9.What is the conflict about?
  1. It is about solving factual questions
  2. It's about resolving emotional issues
  3. Both aspects are relevant

Question 10 / 12

10.In view of your company's reputation vis-à-vis the opposing side, is it rather important for you to already begin to offensively defend/enforce your own position by choosing the conflict resolution procedure or to be considered ready to talk?
  1. In view of the reputation of our company vis-à-vis the other side, it is important for our company to offensively defend/enforce its own position by choosing the conflict resolution procedure
  2. In view of the reputation of our company, we would like to signal to the other side that our company is ready to talk at any time by choosing the conflict resolution procedure

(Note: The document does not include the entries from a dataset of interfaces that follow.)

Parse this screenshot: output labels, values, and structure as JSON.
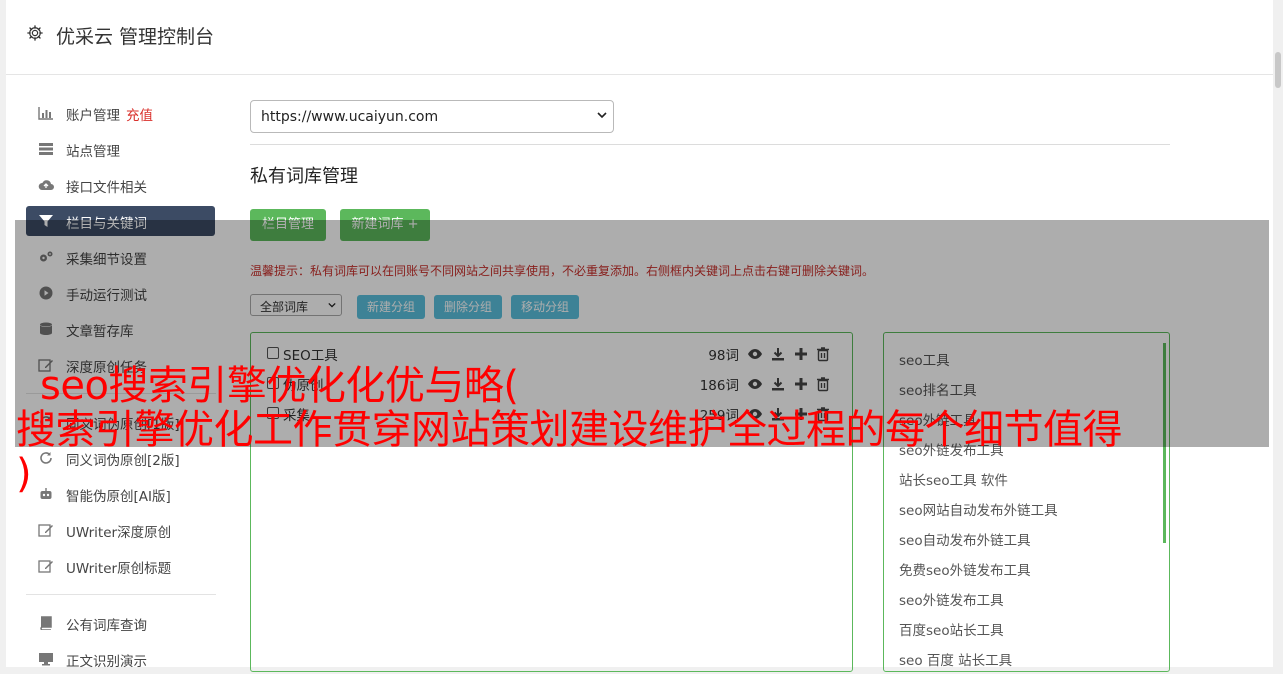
{
  "header": {
    "title": "优采云 管理控制台",
    "icon": "gear-icon"
  },
  "sidebar": {
    "items": [
      {
        "label": "账户管理",
        "badge": "充值",
        "icon": "bar-chart-icon"
      },
      {
        "label": "站点管理",
        "icon": "server-icon"
      },
      {
        "label": "接口文件相关",
        "icon": "cloud-upload-icon"
      },
      {
        "label": "栏目与关键词",
        "icon": "filter-icon",
        "active": true
      },
      {
        "label": "采集细节设置",
        "icon": "cogs-icon"
      },
      {
        "label": "手动运行测试",
        "icon": "play-circle-icon"
      },
      {
        "label": "文章暂存库",
        "icon": "database-icon"
      },
      {
        "label": "深度原创任务",
        "icon": "edit-icon"
      },
      {
        "label": "同义词伪原创[1版]",
        "icon": "refresh-icon"
      },
      {
        "label": "同义词伪原创[2版]",
        "icon": "refresh-icon"
      },
      {
        "label": "智能伪原创[AI版]",
        "icon": "robot-icon"
      },
      {
        "label": "UWriter深度原创",
        "icon": "edit-icon"
      },
      {
        "label": "UWriter原创标题",
        "icon": "edit-icon"
      },
      {
        "label": "公有词库查询",
        "icon": "book-icon"
      },
      {
        "label": "正文识别演示",
        "icon": "monitor-icon"
      }
    ]
  },
  "main": {
    "site_select": "https://www.ucaiyun.com",
    "section_title": "私有词库管理",
    "buttons": {
      "columns": "栏目管理",
      "new_lib": "新建词库 +"
    },
    "tip": "温馨提示：私有词库可以在同账号不同网站之间共享使用，不必重复添加。右侧框内关键词上点击右键可删除关键词。",
    "filter_select": "全部词库",
    "group_buttons": {
      "new": "新建分组",
      "delete": "删除分组",
      "move": "移动分组"
    },
    "groups": [
      {
        "name": "SEO工具",
        "count": "98词"
      },
      {
        "name": "伪原创",
        "count": "186词"
      },
      {
        "name": "采集",
        "count": "259词"
      }
    ],
    "keywords": [
      "seo工具",
      "seo排名工具",
      "seo外链工具",
      "seo外链发布工具",
      "站长seo工具 软件",
      "seo网站自动发布外链工具",
      "seo自动发布外链工具",
      "免费seo外链发布工具",
      "seo外链发布工具",
      "百度seo站长工具",
      "seo 百度 站长工具"
    ]
  },
  "overlay_headline": {
    "line1": "seo搜索引擎优化化优与略(",
    "line2": "搜索引擎优化工作贯穿网站策划建设维护全过程的每个细节值得",
    "line3": ")"
  },
  "colors": {
    "accent_green": "#5cb85c",
    "info_blue": "#5bc0de",
    "active_nav": "#3c4b64",
    "headline_red": "#ff0000",
    "tip_red": "#c9302c"
  }
}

Question 11 / 12

11.It is important to me that the third party/decision maker has specialist knowledge of the case (subject of the dispute)
  1. Applicable
  2. Not applicable

Question 12 / 12

12.Who, in your opinion, can better prove his account and/or legal view of the conflict?
  1. Your company
  2. The opposition
  3. In my opinion, no clear prognosis is possible in this respect

Step 3: Weighting of the questions

no name entered

especially
important
  1. Question 1 (third party decision/own responsibility)
  2. Question 2 (complexity)
  3. Question 3 (public/confidential procedure)
  4. Question 4 (duration of procedure)
  5. Question 5 (investment of resources)
  6. Question 6 (legal costs)
  7. Question 7 (enforceability)
  8. Question 8 (business relationship)
  9. Question 9 (object of the conflict)
  10. Question 10 (reputation of the company)
  11. Question 11 (expertise of the third party/decision maker)
  12. Question 12 (evidence)

Recommended procedure

no name entered

On the basis of your answers, the various conflict resolution procedures were evaluated with regard to their suitability for resolving your conflict. The figures shown below represent the assessment of suitability on a scale of 0 (= completely unsuitable) to 10 (particularly suitable).

State court proceedings
Court of Arbitration
Expedited Arbitration
MedArb
Schiedsgutachten/Expert Determination
Adjudication
Dispute Adjudication Boards (DAB)
Dispute Review Board (DRB)
Evaluation/Expert Opinion
Conciliation
Mini-Trial
Mediation
Kooperative Praxis/Collaborative Practice
Negotiation

Important notices

If the recommendation generated here conflicts with a contractual agreement on the dispute resolution procedure, you may enter into renegotiations with the other party on the most appropriate procedure. You can make this tool available to the other party for this purpose.
Also check whether the other party has signed a pledge that you can refer to in the renegotiation.

Not all of the proceedings referred to here automatically have an impeding effect on the limitation period.
Please seek legal advice in this regard in good time and clarify in writing when the procedure you are using will begin.

If you wish to enter into proceedings other than state court proceedings, you must agree this with the other party (preferably in writing).

Please consider concluding a confidentiality agreement with all parties involved in the procedure. (see question 3)

Please take care to ensure that the procedure you have chosen ends with an enforceable result (e.g. attorney settlement or notarization).

If the enforceability of the result of the procedure is important, the state court procedure should be chosen for national disputes or, if a consensus-based dispute resolution procedure is chosen, attention should be paid to notarisation of the final agreement. In international disputes, either arbitration (if enforcement in one of the signatory states to the New York Convention on the Recognition and Enforcement of Foreign Arbitral Awards is intended) or mediation (if enforcement in one of the signatory states to the Singapore Convention on Mediation is intended) should be chosen.

Since the third party/decision maker should have specialist knowledge of the matter (subject matter of the dispute), you should define the required knowledge precisely when creating the requirement profile. (see question 11)

In all procedures in which you yourself can influence the selection of the third party, make sure that the third party has the appropriate specialist knowledge. If necessary, agree with the other party on criteria for the suitability/selection of the third party.